Raise awareness & build confidence You can use the same questions with your students that I have used in this article. These will help to raise the students' awareness of word stress and its importance. Some learners love to learn about the 'technical' side of language, while others like to 'feel' or 'see' the language more, hearing the music of word stress or seeing the shapes of the words. Try to use a variety of approaches: helping students to engage with English in different ways will help them in their goal to become more proficient users of the language. Build students' confidence by drawing their attention to the tendencies and patterns in word stress that do exist. Mark the stress Use a clear easy-to-see way of marking stress on the board and on handouts for students. I use the big circle - small circle (O o) method. It is very easy to see and has the added advantage of identifying the number of syllables in the word, as well as the stressed syllable. Students also need to be aware of the way dictionaries usually mark stress - with a mark before the stressed syllable, e.g. 'apple. By knowing this, students will be able to check word stress independently.

Cuisenaire rods These different sized, small coloured blocks are great for helping students to 'see' the word stress. The students build the words using different blocks to represent stressed and unstressed syllables. (Children's small building blocks are a good substitute!)

Integrate word stress into your lessons You don't need to teach separate lessons on word stress. Instead, you can integrate it into your normal lessons. The ideal time to focus students' attention on it is when introducing vocabulary. Meaning and spelling are usually clarified for students but the sound and stress of the word can all too often be forgotten. Quickly and simply elicit the stress pattern of the word from the students (as you would the meaning) and mark it on the board. Drill it too! Students can use stress patterns as another way to organise and sort their vocabulary. For example, in their vocabulary books they can have a section for nouns with the pattern O o, and then a section for the pattern o O. Three syllable words can be sorted into O o o (Saturday, hospital) and o O o (computer, unhappy). Remember what I noted before: The more times students mentally engage with new vocabulary, the more they are likely to actually learn it. Engaging students through word stress helps to reinforce the learning of the words.
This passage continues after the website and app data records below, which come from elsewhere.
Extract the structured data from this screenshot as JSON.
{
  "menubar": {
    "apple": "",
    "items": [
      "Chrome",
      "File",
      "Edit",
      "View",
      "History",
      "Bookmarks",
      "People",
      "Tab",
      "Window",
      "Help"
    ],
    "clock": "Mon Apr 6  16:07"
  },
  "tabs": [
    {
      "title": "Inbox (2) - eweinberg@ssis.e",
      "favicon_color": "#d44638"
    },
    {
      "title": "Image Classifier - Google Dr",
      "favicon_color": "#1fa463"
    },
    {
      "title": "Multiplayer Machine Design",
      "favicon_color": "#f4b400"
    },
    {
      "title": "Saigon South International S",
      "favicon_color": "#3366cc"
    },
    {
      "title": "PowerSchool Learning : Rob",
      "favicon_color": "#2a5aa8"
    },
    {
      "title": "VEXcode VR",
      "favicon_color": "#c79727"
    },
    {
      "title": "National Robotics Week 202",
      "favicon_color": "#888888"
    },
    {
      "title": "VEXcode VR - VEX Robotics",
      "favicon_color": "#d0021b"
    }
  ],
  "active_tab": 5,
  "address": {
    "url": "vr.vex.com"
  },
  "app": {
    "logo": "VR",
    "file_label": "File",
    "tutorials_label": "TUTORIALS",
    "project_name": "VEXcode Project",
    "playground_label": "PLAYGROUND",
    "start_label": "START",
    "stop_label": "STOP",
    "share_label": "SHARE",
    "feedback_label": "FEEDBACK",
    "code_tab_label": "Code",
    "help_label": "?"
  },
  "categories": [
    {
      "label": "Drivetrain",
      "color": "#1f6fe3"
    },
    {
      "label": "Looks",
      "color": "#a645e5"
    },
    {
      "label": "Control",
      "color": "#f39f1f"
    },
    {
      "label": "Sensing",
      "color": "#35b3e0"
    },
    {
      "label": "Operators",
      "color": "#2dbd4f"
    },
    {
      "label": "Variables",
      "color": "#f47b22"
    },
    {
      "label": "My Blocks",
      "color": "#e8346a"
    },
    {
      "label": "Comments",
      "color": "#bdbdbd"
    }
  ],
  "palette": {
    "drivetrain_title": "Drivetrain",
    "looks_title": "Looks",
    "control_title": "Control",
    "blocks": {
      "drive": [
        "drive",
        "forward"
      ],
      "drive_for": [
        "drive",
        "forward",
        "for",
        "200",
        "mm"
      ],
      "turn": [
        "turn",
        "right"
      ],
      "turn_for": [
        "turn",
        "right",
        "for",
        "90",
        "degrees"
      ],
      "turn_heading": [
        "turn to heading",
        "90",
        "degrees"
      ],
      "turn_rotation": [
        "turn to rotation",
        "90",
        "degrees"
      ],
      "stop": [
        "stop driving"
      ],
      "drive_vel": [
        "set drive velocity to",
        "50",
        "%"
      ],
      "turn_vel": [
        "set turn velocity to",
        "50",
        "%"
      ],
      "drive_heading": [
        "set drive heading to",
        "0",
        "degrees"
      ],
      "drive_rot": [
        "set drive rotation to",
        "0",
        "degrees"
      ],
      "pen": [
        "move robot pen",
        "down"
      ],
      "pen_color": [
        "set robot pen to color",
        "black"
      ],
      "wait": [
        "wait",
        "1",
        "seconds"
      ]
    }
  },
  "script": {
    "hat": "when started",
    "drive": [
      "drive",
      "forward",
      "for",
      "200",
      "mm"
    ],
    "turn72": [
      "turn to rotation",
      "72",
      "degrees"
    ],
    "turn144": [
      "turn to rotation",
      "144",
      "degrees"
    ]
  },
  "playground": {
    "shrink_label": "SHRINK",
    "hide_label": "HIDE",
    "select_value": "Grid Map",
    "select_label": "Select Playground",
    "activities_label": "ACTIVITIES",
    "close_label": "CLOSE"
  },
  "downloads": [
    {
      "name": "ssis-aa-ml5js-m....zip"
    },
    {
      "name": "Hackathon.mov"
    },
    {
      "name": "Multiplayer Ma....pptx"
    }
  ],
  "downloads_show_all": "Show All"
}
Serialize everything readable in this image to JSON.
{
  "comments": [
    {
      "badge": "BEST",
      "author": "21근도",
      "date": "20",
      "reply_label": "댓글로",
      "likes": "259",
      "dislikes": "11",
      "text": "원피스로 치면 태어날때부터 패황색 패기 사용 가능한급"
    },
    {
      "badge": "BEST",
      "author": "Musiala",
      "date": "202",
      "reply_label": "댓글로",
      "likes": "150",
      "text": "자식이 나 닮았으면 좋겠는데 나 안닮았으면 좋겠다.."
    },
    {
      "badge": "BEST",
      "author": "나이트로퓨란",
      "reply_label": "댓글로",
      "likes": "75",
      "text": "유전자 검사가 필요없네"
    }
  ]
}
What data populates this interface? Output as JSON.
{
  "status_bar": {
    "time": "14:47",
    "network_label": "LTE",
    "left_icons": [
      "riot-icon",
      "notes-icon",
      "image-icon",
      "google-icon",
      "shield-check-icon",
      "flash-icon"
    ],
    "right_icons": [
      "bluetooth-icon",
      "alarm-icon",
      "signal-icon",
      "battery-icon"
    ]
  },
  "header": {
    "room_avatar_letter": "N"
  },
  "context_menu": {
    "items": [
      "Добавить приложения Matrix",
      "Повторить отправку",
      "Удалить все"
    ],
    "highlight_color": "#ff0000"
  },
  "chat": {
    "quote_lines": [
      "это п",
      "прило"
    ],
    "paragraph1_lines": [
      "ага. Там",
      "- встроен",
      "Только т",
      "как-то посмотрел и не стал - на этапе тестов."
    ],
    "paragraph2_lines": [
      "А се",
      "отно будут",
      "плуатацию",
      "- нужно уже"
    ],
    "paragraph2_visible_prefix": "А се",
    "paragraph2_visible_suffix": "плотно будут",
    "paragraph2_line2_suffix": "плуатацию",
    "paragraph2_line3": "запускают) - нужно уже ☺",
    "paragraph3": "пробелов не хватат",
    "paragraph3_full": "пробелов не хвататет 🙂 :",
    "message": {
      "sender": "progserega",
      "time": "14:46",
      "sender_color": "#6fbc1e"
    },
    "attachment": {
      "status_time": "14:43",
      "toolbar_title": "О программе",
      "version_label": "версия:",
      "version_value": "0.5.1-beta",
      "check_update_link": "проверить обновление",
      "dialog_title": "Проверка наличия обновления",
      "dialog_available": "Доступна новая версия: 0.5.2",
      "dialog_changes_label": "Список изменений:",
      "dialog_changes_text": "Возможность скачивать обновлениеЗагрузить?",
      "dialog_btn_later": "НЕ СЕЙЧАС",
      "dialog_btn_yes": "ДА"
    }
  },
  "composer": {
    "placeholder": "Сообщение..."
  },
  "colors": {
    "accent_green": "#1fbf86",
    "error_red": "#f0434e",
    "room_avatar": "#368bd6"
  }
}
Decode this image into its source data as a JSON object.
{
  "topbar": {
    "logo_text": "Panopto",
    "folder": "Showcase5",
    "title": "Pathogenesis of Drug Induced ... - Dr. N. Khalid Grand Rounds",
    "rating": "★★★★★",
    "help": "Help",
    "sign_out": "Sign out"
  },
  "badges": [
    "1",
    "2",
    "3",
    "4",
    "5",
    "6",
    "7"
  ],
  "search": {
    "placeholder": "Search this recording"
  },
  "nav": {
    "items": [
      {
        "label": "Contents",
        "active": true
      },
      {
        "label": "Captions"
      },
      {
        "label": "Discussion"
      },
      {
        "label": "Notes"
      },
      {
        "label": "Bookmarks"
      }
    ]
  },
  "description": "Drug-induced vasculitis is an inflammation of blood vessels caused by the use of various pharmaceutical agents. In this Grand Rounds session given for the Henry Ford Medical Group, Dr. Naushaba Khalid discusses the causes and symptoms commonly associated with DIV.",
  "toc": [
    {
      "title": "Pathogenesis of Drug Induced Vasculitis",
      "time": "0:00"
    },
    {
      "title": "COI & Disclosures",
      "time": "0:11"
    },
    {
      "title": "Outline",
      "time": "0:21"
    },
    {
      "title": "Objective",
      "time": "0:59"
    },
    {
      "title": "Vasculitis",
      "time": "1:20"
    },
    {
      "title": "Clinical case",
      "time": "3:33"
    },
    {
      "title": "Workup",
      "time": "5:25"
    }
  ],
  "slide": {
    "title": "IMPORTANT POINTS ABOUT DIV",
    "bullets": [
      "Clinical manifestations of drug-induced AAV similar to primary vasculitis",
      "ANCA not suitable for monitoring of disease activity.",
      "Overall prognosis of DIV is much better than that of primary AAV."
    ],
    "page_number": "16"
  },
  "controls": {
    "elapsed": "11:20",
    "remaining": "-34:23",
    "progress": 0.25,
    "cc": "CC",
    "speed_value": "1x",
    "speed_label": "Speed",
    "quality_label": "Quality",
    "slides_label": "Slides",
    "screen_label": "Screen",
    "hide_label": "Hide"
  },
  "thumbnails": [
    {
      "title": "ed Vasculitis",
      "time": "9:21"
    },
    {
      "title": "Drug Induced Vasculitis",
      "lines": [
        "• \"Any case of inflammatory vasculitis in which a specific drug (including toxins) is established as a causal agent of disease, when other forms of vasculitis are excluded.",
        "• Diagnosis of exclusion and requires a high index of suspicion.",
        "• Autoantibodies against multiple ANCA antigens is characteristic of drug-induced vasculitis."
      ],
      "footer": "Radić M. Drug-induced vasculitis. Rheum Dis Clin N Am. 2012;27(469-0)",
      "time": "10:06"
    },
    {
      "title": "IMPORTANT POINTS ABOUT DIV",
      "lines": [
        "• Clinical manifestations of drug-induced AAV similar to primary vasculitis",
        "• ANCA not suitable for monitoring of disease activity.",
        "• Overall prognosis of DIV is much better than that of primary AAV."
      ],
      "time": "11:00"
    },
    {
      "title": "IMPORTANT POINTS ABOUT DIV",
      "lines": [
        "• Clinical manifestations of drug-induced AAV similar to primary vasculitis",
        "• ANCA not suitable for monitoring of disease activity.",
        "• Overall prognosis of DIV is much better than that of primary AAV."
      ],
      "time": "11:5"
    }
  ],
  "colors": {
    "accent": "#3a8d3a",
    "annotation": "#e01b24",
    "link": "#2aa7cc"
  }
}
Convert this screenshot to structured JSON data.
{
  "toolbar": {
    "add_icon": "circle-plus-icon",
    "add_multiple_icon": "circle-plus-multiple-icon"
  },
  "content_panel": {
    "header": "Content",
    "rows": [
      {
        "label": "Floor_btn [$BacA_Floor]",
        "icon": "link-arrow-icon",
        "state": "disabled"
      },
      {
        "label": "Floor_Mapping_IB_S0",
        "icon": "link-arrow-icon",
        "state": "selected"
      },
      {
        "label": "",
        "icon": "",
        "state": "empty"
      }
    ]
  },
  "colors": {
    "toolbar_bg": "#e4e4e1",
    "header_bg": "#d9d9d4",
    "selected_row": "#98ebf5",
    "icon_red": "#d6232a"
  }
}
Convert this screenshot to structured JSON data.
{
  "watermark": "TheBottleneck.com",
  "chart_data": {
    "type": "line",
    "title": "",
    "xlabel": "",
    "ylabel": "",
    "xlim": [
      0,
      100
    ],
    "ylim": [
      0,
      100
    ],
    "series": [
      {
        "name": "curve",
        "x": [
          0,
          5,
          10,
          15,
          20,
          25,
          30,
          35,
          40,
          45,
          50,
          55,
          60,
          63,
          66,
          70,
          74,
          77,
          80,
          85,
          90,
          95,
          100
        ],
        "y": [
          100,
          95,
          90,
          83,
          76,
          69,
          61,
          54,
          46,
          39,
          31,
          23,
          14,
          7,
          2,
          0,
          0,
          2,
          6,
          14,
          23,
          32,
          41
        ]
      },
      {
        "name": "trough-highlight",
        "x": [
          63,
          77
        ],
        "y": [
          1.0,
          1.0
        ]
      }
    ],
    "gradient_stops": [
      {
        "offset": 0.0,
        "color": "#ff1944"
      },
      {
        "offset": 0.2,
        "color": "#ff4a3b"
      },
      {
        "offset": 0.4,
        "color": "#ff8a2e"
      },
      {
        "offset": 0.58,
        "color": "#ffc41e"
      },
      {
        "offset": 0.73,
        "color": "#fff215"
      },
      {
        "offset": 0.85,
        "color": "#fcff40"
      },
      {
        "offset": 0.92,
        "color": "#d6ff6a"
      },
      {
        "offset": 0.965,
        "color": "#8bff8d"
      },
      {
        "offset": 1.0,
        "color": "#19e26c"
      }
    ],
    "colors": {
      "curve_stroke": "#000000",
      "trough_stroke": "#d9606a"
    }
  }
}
Troubleshooting Initially, many students (and teachers!) find it difficult to hear word stress. A useful strategy is to focus on one word putting the stress on its different syllables in turn. For example: oo0 computer 0oo computer o0o computer

Say the word in the different ways for the students, really exaggerating the stressed syllable and compressing the unstressed ones. Ask the students which version of the word sounds 'the best' or 'the most natural'. By hearing the word stressed incorrectly, students can more easily pick out the correct version. A personalised and effective way of getting students to hear the importance of correct word stress is by using people's names as examples. I introduce word stress with my name: o "How many parts/syllables are there in my name?" o "Which is the strongest - the first or second?" o "Is it Emma or Emma?"

Then you can question students about their own names - this will give them a personalised connection to the issue of word stress, with a word they will never forget! Conclusion Any work on aspects of pronunciation can take a long time to show improvements and be challenging for both the students and the teacher, but working on word stress can be fun and over time will help your students to be better understood and more confident speakers. Further reading

Sound Foundations by Adrian Underhill Pronunciation by Dalton and Seidlholfer How to Teach Pronunciation by Gerald Kelly Teaching English Pronunciation by Joanne Kenworthy Emma Pathare, Teacher, Trainer, Dubai Retrieved 22-7-11 from